Flat Army in Action
Over the course of my research and reading for this book, I've come across a number of interesting companies whose actions illustrate Flat Army ideas in action—or the reverse. You can be the judge as to whether each example features Flat Army in the field or an anachronistic hierarchy.
England's famous National Health Service (NHS) was featured prominently in the 2012 Summer Olympics opening ceremonies in London. The NHS was created by the National Health Service Act in 1946. As you might expect, it's the national health service for all of England. (Separate NHS operations are found in Scotland, Wales and Northern Ireland.) There were 1,210,784 people working at NHS as of May 2012, and roughly 47 percent are in support staff or infrastructure support roles.

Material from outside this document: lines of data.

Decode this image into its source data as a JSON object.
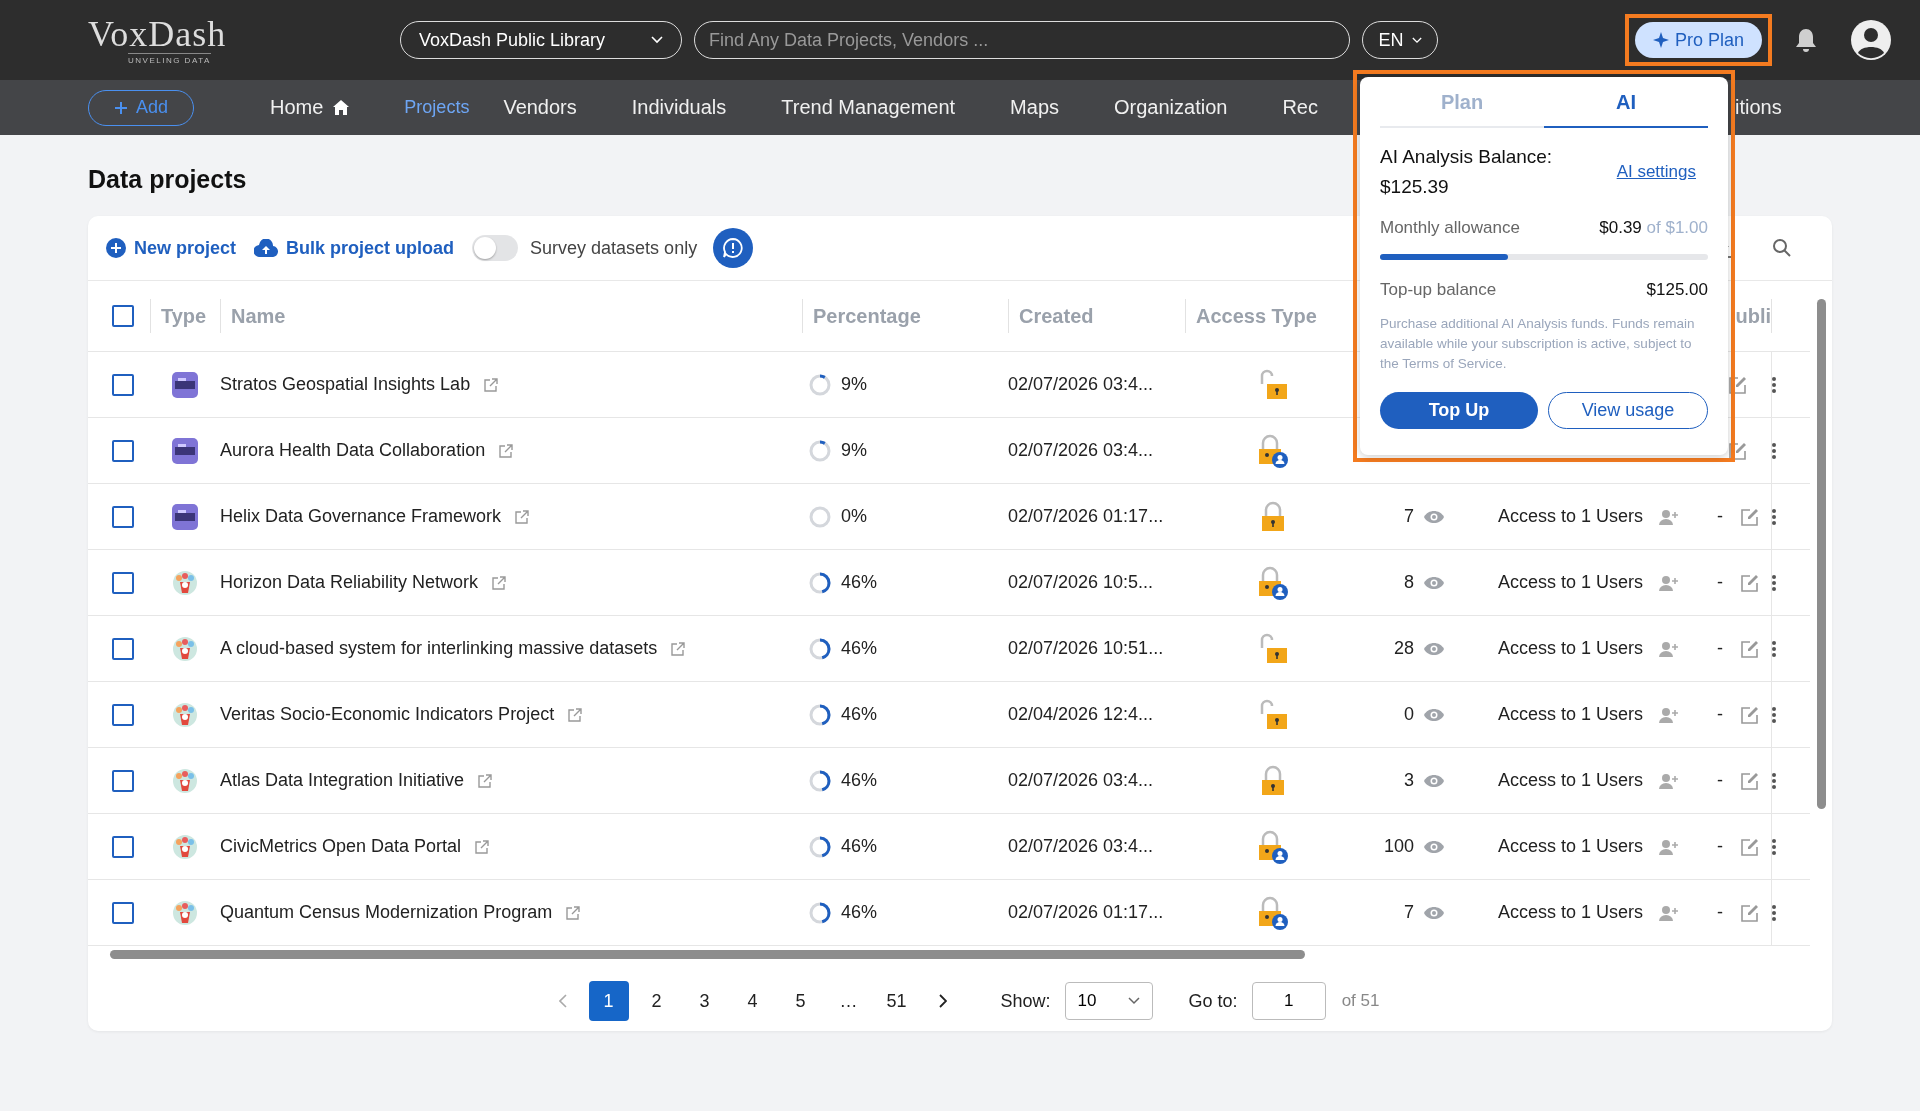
{
  "header": {
    "logo": "VoxDash",
    "tagline": "UNVELING DATA",
    "library_select": "VoxDash Public Library",
    "search": {
      "placeholder": "Find Any Data Projects, Vendors ..."
    },
    "language": "EN",
    "plan_button": "Pro Plan"
  },
  "nav": {
    "add_button": "Add",
    "items": [
      {
        "label": "Home",
        "selected": false
      },
      {
        "label": "Projects",
        "selected": true
      },
      {
        "label": "Vendors",
        "selected": false
      },
      {
        "label": "Individuals",
        "selected": false
      },
      {
        "label": "Trend Management",
        "selected": false
      },
      {
        "label": "Maps",
        "selected": false
      },
      {
        "label": "Organization",
        "selected": false
      },
      {
        "label": "Rec",
        "selected": false
      },
      {
        "label": "itions",
        "selected": false
      }
    ]
  },
  "page_title": "Data projects",
  "toolbar": {
    "new_project": "New project",
    "bulk_upload": "Bulk project upload",
    "survey_toggle": {
      "label": "Survey datasets only",
      "on": false
    }
  },
  "table": {
    "select_all": {
      "checked": false
    },
    "columns": [
      "Type",
      "Name",
      "Percentage",
      "Created",
      "Access Type",
      "ubli"
    ],
    "rows": [
      {
        "checked": false,
        "type_icon": {
          "kind": "dataset"
        },
        "name": "Stratos Geospatial Insights Lab",
        "level": 0.09,
        "percentage": "9%",
        "created": "02/07/2026 03:4...",
        "access_icon": {
          "kind": "open"
        }
      },
      {
        "checked": false,
        "type_icon": {
          "kind": "dataset"
        },
        "name": "Aurora Health Data Collaboration",
        "level": 0.09,
        "percentage": "9%",
        "created": "02/07/2026 03:4...",
        "access_icon": {
          "kind": "locked-user"
        }
      },
      {
        "checked": false,
        "type_icon": {
          "kind": "dataset"
        },
        "name": "Helix Data Governance Framework",
        "level": 0,
        "percentage": "0%",
        "created": "02/07/2026 01:17...",
        "access_icon": {
          "kind": "locked"
        },
        "views": "7",
        "users": "Access to 1 Users",
        "publish": "-"
      },
      {
        "checked": false,
        "type_icon": {
          "kind": "survey"
        },
        "name": "Horizon Data Reliability Network",
        "level": 0.46,
        "percentage": "46%",
        "created": "02/07/2026 10:5...",
        "access_icon": {
          "kind": "locked-user"
        },
        "views": "8",
        "users": "Access to 1 Users",
        "publish": "-"
      },
      {
        "checked": false,
        "type_icon": {
          "kind": "survey"
        },
        "name": "A cloud-based system for interlinking massive datasets",
        "level": 0.46,
        "percentage": "46%",
        "created": "02/07/2026 10:51...",
        "access_icon": {
          "kind": "open"
        },
        "views": "28",
        "users": "Access to 1 Users",
        "publish": "-"
      },
      {
        "checked": false,
        "type_icon": {
          "kind": "survey"
        },
        "name": "Veritas Socio-Economic Indicators Project",
        "level": 0.46,
        "percentage": "46%",
        "created": "02/04/2026 12:4...",
        "access_icon": {
          "kind": "open"
        },
        "views": "0",
        "users": "Access to 1 Users",
        "publish": "-"
      },
      {
        "checked": false,
        "type_icon": {
          "kind": "survey"
        },
        "name": "Atlas Data Integration Initiative",
        "level": 0.46,
        "percentage": "46%",
        "created": "02/07/2026 03:4...",
        "access_icon": {
          "kind": "locked"
        },
        "views": "3",
        "users": "Access to 1 Users",
        "publish": "-"
      },
      {
        "checked": false,
        "type_icon": {
          "kind": "survey"
        },
        "name": "CivicMetrics Open Data Portal",
        "level": 0.46,
        "percentage": "46%",
        "created": "02/07/2026 03:4...",
        "access_icon": {
          "kind": "locked-user"
        },
        "views": "100",
        "users": "Access to 1 Users",
        "publish": "-"
      },
      {
        "checked": false,
        "type_icon": {
          "kind": "survey"
        },
        "name": "Quantum Census Modernization Program",
        "level": 0.46,
        "percentage": "46%",
        "created": "02/07/2026 01:17...",
        "access_icon": {
          "kind": "locked-user"
        },
        "views": "7",
        "users": "Access to 1 Users",
        "publish": "-"
      }
    ]
  },
  "pagination": {
    "pages": [
      {
        "label": "1",
        "selected": true
      },
      {
        "label": "2",
        "selected": false
      },
      {
        "label": "3",
        "selected": false
      },
      {
        "label": "4",
        "selected": false
      },
      {
        "label": "5",
        "selected": false
      },
      {
        "label": "…",
        "selected": false
      },
      {
        "label": "51",
        "selected": false
      }
    ],
    "show_label": "Show:",
    "page_size": "10",
    "goto_label": "Go to:",
    "goto_value": "1",
    "total": "of 51"
  },
  "popup": {
    "tabs": [
      {
        "label": "Plan",
        "selected": false
      },
      {
        "label": "AI",
        "selected": true
      }
    ],
    "balance_label": "AI Analysis Balance:",
    "balance": "$125.39",
    "settings_link": "AI settings",
    "allowance_label": "Monthly allowance",
    "allowance_used": "$0.39",
    "allowance_total": "of $1.00",
    "level": 0.39,
    "topup_label": "Top-up balance",
    "topup_value": "$125.00",
    "note": "Purchase additional AI Analysis funds. Funds remain available while your subscription is active, subject to the Terms of Service.",
    "buttons": [
      "Top Up",
      "View usage"
    ]
  }
}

A series of reports was released in 2011 and 2012 by the King's Fund Leadership Review that sought to determine the degree to which NHS managers and support staff were essential to the patient care cycle. Were they as essential as doctors and nurses? What the reports found lays credible claim to the need for Flat Army at NHS. Four of the major points included:
- Leadership at the NHS needs to become shared and distributed.
- Leadership practice is currently overly reliant on heroic individuals, not on the effective use of teams and organizations.
- Leaders are operating in silos—not ...